[Page and application data records]
<<<<
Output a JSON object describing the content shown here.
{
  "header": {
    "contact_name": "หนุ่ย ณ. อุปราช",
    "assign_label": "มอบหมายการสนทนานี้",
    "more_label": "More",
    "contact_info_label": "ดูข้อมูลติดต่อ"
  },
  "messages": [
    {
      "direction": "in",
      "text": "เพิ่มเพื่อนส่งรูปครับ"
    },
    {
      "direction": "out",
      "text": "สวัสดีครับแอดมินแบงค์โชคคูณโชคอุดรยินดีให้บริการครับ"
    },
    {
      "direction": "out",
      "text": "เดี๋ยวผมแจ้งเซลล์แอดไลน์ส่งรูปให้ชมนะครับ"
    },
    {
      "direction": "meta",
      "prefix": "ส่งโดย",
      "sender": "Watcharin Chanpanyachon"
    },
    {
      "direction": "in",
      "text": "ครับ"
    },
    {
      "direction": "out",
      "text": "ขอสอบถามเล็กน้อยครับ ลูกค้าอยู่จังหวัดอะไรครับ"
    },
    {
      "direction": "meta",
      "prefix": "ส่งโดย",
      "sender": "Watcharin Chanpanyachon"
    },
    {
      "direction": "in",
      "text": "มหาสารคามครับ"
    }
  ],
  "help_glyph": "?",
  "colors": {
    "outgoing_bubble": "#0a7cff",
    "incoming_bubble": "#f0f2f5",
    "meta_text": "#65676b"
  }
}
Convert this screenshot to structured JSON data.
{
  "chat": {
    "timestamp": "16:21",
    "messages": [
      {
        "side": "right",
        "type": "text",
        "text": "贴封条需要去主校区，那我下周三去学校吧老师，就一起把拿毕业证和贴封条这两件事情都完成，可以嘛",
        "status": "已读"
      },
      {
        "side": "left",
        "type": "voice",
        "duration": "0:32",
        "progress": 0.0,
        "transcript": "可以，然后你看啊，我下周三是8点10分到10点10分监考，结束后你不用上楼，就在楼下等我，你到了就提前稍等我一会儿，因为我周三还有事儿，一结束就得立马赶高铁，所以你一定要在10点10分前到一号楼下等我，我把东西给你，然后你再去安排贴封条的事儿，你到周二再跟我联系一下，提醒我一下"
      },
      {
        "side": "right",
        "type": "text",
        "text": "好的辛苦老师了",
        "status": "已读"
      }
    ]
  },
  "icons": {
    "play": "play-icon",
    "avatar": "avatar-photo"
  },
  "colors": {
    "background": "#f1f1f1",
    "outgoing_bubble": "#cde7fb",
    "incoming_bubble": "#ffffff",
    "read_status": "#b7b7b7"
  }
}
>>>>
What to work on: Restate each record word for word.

Answer to the problem:
Output a JSON object describing the content shown here.
{
  "header": {
    "contact_name": "หนุ่ย ณ. อุปราช",
    "assign_label": "มอบหมายการสนทนานี้",
    "more_label": "More",
    "contact_info_label": "ดูข้อมูลติดต่อ"
  },
  "messages": [
    {
      "direction": "in",
      "text": "เพิ่มเพื่อนส่งรูปครับ"
    },
    {
      "direction": "out",
      "text": "สวัสดีครับแอดมินแบงค์โชคคูณโชคอุดรยินดีให้บริการครับ"
    },
    {
      "direction": "out",
      "text": "เดี๋ยวผมแจ้งเซลล์แอดไลน์ส่งรูปให้ชมนะครับ"
    },
    {
      "direction": "meta",
      "prefix": "ส่งโดย",
      "sender": "Watcharin Chanpanyachon"
    },
    {
      "direction": "in",
      "text": "ครับ"
    },
    {
      "direction": "out",
      "text": "ขอสอบถามเล็กน้อยครับ ลูกค้าอยู่จังหวัดอะไรครับ"
    },
    {
      "direction": "meta",
      "prefix": "ส่งโดย",
      "sender": "Watcharin Chanpanyachon"
    },
    {
      "direction": "in",
      "text": "มหาสารคามครับ"
    }
  ],
  "help_glyph": "?",
  "colors": {
    "outgoing_bubble": "#0a7cff",
    "incoming_bubble": "#f0f2f5",
    "meta_text": "#65676b"
  }
}
Convert this screenshot to structured JSON data.
{
  "chat": {
    "timestamp": "16:21",
    "messages": [
      {
        "side": "right",
        "type": "text",
        "text": "贴封条需要去主校区，那我下周三去学校吧老师，就一起把拿毕业证和贴封条这两件事情都完成，可以嘛",
        "status": "已读"
      },
      {
        "side": "left",
        "type": "voice",
        "duration": "0:32",
        "progress": 0.0,
        "transcript": "可以，然后你看啊，我下周三是8点10分到10点10分监考，结束后你不用上楼，就在楼下等我，你到了就提前稍等我一会儿，因为我周三还有事儿，一结束就得立马赶高铁，所以你一定要在10点10分前到一号楼下等我，我把东西给你，然后你再去安排贴封条的事儿，你到周二再跟我联系一下，提醒我一下"
      },
      {
        "side": "right",
        "type": "text",
        "text": "好的辛苦老师了",
        "status": "已读"
      }
    ]
  },
  "icons": {
    "play": "play-icon",
    "avatar": "avatar-photo"
  },
  "colors": {
    "background": "#f1f1f1",
    "outgoing_bubble": "#cde7fb",
    "incoming_bubble": "#ffffff",
    "read_status": "#b7b7b7"
  }
}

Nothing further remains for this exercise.